                ‘The magical Ellcrys tree is dying, loosening the spell that bars the Demons from enacting vengeance upon the land.  Now Wil Ohmsford must guard the Elven girl Amberle on a perilous quest as she carries one of the Ellcry’s seeds to a mysterious place where it can be quickened into a powerful new force.  But dark on their trail comes the Reaper, most fearsome of all Demons, aiming to crush their mission at any cost.’

                I like to think that I maintain my denial of hipster status fairly well.  I was bound and determined to never touch the Shannara Chronicles when I found out it was a somewhat popular TV show on MTV.  For some reason, finding out that the novel was originally published in the 80’s and Terry Brooks being the quite the prolific author pacified my concerns and I bought the book (avoiding the more expensive TV cover).  However, I must confess that the only reason I read Game of Thrones was because Sean Bean was on the cover and fourteen year old me was all ‘GASP!  Boromir!’

The back of the book touts The Elfstones of Shannara as ‘One of the most popular fantasy tales of all time’ which I’ve never heard of before since it was published before my birth.  Again, I must confess that I am well versed in Tolkien and Lewis despite those books also being published before my birth.  My parents just weren’t Brooks fans apparently.

One thing I immediately notice is the lack of ridiculous names which, while many a summer has been filled with tales of Tanthalas Quisif-Nan Pah and Lauralanthalasa Kanan, I am incredibly grateful for.  There is nothing wrong with creating these grand, universe appropriate names for your characters I JUST CAN’T PRONOUNCE THEM.  Also, Demons is spelled like that instead of the deamons I’ve been reading about in WH40K that don’t exist.  The premise also strikes me as similar to the premise of Sea of Monsters (Rick Riordan) but instead of finding a golden fleece they just plant a new tree.  Of course I doubt Ellcrys is a person…

More Than Mortal Sagas Isu. 1, 2, 3; Sharon Scott, Romano20160716_150430

I didn’t buy this and I know nothing about it.  One of my sisters friends bought it for her thinking it was the first three issues of Vaughan and Staples Saga.  The characters and story seem to be based on Irish folklore and mythology which I can totally get behind.  Cool stuff.  Really, that’s all I have for this.
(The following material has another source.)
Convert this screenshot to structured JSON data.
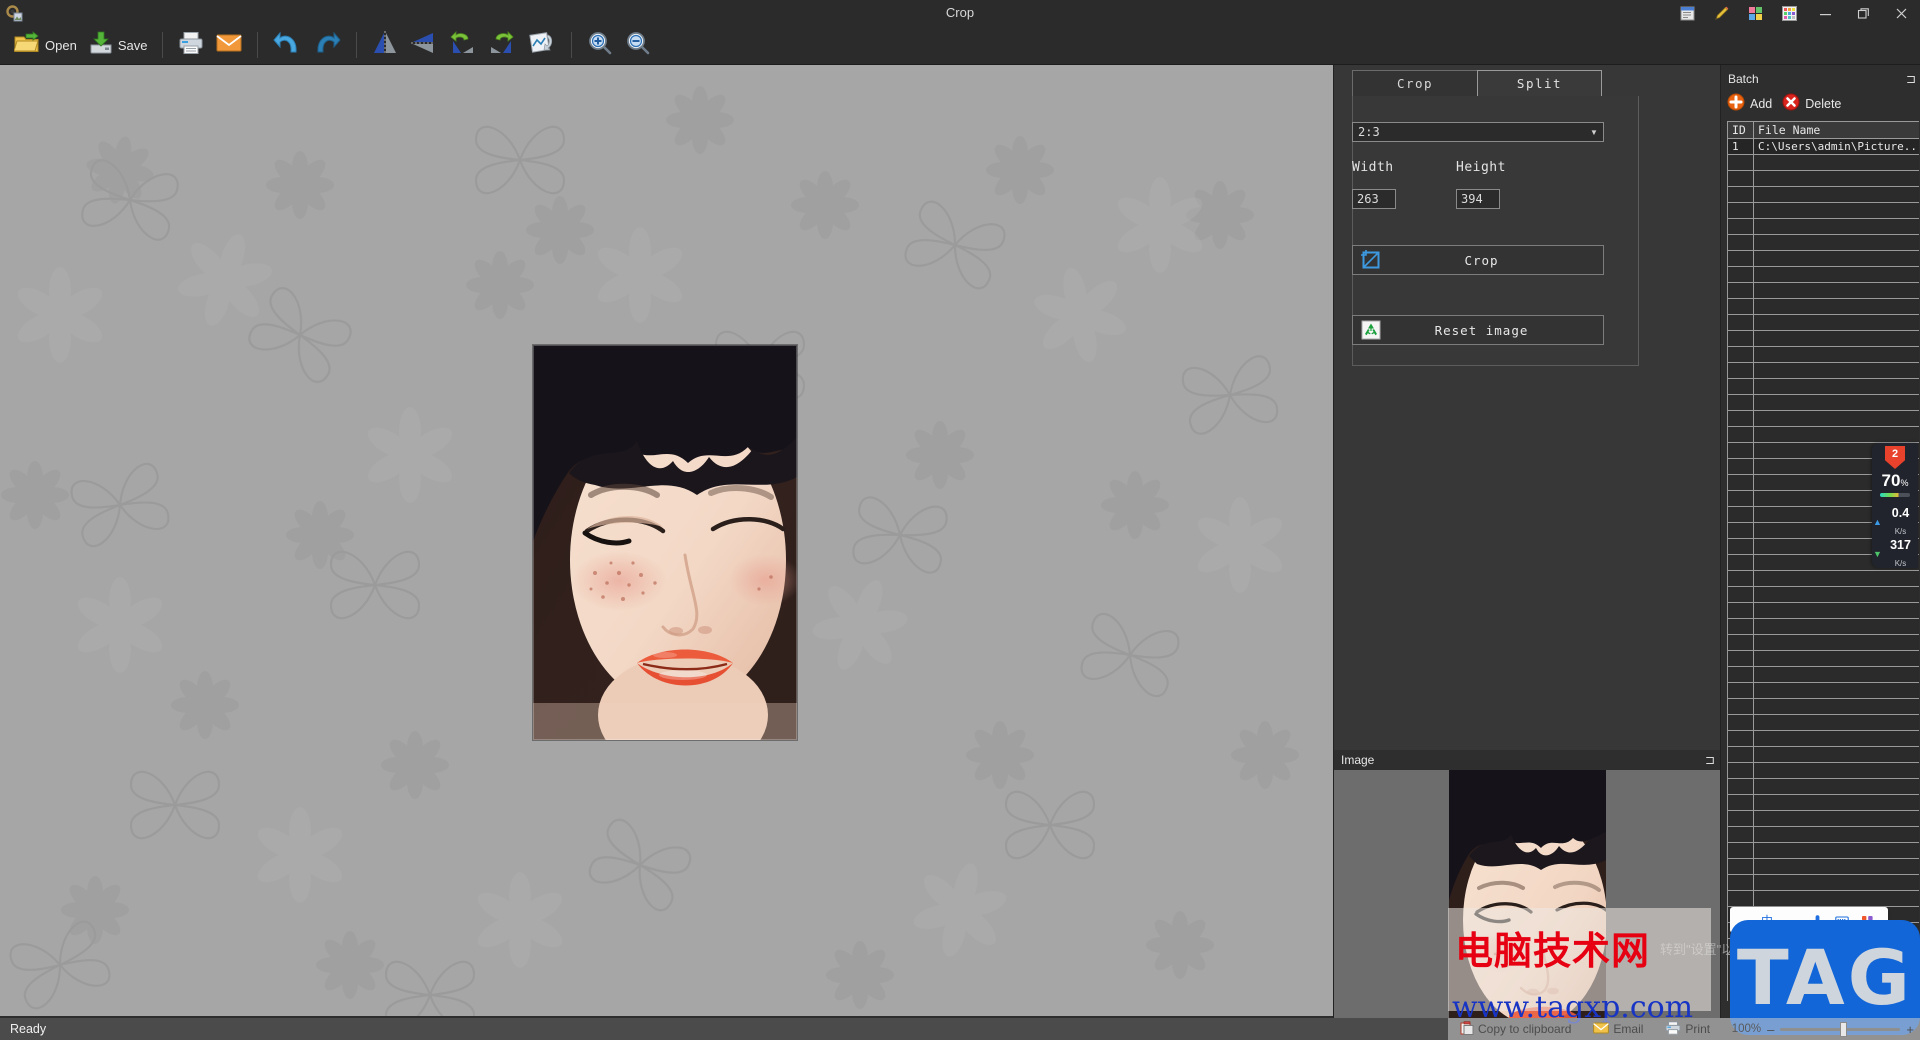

King of Kings, Leaves’ Eyes20160716_150541

While shopping we ran into a music store and they didn’t have letlive.  I was rather put out.  I did find this, however, an album by Norwegian/German symphonic metal band Leaves’ Eyes.   I assumed by the art they were symphonic, so I went with it.  (IT’S AWESOME).  No regrets here.  There will be a review up this Tuesday or the next, so stay tuned!

This has been According to Hatchet, thanks for being here.